▶ [Task statement]:
Pick out the lines below that contain the string "name" and copy them all.

Source records
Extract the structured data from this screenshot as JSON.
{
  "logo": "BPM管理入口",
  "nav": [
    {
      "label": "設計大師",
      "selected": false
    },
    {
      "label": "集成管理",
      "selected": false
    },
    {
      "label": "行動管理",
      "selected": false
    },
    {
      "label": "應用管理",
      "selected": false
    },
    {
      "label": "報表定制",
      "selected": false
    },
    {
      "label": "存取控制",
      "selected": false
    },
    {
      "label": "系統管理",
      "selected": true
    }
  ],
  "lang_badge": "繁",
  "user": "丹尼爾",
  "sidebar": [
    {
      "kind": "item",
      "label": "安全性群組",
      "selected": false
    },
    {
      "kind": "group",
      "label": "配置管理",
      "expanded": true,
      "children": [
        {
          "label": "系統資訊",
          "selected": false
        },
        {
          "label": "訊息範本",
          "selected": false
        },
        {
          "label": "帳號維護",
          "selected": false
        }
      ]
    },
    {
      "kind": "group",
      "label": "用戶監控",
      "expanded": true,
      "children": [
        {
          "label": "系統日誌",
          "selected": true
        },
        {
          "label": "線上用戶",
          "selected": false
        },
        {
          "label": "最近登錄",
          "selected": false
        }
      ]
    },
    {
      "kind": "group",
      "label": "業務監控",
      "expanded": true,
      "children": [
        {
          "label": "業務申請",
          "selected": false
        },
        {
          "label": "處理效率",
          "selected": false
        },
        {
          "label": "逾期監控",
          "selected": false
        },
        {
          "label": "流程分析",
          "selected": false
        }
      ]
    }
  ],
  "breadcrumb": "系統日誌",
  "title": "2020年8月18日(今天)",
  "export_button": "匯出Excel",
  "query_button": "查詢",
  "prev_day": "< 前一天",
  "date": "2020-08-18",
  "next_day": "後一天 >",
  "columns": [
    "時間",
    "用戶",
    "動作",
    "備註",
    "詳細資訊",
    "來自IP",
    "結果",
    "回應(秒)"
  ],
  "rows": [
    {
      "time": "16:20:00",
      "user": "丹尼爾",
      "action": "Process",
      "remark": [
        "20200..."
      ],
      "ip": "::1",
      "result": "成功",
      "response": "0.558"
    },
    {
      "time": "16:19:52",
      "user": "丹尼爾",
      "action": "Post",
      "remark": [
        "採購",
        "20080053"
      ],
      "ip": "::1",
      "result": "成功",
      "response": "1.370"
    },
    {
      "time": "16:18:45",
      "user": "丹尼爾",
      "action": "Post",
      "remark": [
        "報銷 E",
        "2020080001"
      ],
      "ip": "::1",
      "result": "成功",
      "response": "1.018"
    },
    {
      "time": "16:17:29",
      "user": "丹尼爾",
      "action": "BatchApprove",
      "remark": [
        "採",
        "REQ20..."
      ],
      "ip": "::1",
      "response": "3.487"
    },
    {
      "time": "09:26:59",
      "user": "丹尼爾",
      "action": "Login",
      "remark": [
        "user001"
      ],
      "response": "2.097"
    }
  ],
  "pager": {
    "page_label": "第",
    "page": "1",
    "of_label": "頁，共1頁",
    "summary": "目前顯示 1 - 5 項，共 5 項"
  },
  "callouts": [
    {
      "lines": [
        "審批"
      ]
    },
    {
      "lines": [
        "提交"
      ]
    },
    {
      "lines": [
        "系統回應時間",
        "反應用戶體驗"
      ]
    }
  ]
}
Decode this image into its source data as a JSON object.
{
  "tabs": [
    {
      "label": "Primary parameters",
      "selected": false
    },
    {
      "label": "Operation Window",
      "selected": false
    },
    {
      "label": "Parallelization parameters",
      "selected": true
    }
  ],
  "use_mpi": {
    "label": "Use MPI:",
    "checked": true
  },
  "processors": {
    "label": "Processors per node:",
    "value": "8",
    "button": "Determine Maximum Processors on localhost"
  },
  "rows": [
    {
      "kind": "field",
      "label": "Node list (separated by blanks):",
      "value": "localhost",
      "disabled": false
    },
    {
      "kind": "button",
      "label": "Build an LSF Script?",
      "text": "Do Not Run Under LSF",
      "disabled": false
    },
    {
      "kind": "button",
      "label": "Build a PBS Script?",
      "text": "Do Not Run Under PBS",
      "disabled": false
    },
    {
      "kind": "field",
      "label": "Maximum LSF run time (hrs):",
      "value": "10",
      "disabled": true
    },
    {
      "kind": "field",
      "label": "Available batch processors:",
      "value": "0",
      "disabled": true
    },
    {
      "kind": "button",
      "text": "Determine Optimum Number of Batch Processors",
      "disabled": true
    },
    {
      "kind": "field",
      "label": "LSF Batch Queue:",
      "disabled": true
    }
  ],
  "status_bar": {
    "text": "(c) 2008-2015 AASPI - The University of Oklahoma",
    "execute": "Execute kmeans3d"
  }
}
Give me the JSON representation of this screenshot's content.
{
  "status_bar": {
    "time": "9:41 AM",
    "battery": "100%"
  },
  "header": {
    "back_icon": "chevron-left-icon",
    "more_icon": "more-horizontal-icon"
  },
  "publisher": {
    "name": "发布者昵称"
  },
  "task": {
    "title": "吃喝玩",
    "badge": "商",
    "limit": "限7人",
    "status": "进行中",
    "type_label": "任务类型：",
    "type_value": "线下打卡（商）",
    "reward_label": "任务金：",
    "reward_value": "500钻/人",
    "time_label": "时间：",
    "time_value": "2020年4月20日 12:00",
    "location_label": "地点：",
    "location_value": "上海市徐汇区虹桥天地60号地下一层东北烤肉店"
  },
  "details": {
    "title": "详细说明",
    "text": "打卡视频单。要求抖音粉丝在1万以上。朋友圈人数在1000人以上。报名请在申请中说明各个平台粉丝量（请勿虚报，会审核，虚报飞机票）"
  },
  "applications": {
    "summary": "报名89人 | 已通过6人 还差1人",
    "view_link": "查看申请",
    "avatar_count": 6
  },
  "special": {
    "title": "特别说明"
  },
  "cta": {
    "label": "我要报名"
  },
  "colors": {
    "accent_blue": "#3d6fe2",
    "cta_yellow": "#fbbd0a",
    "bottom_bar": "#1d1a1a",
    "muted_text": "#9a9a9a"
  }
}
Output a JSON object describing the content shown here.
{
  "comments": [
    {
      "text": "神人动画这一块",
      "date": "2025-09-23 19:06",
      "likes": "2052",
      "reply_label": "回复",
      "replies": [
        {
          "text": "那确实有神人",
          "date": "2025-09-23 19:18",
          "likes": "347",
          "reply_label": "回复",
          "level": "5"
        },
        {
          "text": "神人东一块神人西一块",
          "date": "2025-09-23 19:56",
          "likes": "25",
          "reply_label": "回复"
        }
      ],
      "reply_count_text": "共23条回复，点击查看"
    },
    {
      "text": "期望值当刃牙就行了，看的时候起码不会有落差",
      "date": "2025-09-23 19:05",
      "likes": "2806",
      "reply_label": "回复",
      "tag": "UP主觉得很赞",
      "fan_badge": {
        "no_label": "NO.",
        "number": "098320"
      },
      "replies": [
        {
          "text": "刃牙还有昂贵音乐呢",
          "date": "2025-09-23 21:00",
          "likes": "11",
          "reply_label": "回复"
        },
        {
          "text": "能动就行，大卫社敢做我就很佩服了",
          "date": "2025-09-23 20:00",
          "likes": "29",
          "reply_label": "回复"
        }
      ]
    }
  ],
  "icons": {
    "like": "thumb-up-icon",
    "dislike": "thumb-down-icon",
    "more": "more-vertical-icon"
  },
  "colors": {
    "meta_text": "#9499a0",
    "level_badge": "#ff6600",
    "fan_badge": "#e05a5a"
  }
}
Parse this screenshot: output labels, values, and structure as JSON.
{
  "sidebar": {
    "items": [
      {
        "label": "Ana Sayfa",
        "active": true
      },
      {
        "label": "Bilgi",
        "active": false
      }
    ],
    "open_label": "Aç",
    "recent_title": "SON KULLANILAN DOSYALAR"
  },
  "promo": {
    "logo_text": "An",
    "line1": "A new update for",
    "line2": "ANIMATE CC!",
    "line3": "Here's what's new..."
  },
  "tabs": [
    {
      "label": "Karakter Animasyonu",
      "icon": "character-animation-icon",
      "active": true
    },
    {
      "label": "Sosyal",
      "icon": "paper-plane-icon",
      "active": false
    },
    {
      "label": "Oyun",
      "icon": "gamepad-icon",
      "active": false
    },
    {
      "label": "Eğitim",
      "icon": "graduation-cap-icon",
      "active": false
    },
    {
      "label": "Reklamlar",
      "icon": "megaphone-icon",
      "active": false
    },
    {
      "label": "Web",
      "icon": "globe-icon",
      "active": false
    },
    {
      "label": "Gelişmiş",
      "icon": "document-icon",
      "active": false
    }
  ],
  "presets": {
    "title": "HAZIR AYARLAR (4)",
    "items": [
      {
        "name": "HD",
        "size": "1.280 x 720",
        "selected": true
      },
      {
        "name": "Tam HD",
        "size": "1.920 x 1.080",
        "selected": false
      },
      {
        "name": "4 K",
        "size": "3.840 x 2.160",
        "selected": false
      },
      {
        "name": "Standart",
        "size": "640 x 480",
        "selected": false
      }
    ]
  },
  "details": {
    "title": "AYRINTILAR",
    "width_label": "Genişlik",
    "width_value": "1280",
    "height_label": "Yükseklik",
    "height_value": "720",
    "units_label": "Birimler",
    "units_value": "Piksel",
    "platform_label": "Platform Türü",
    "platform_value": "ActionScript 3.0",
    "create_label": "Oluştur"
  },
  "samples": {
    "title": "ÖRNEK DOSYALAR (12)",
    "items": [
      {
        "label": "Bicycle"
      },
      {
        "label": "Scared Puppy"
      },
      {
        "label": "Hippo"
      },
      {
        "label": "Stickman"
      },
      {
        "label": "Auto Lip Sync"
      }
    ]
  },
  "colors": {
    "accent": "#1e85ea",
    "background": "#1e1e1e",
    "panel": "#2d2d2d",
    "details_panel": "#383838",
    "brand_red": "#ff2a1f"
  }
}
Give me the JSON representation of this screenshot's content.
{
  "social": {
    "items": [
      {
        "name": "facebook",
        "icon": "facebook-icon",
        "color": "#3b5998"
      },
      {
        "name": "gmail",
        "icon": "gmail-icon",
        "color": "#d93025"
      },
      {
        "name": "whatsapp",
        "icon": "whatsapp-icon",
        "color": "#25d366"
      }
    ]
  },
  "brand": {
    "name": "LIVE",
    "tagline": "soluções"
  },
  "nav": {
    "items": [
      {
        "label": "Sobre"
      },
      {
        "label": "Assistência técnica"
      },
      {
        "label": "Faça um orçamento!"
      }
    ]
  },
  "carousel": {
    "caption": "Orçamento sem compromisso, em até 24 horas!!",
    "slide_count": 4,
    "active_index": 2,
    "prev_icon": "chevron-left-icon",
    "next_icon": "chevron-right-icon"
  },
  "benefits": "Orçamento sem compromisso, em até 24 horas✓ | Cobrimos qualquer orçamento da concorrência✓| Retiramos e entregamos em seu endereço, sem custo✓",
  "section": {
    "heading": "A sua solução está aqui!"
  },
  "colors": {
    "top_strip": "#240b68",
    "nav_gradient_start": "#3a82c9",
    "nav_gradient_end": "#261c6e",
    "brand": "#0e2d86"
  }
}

▶ [Solution]:
    "name": "发布者昵称"
        "name": "HD",
        "name": "Tam HD",
        "name": "4 K",
        "name": "Standart",
        "name": "facebook",
        "name": "gmail",
        "name": "whatsapp",
    "name": "LIVE",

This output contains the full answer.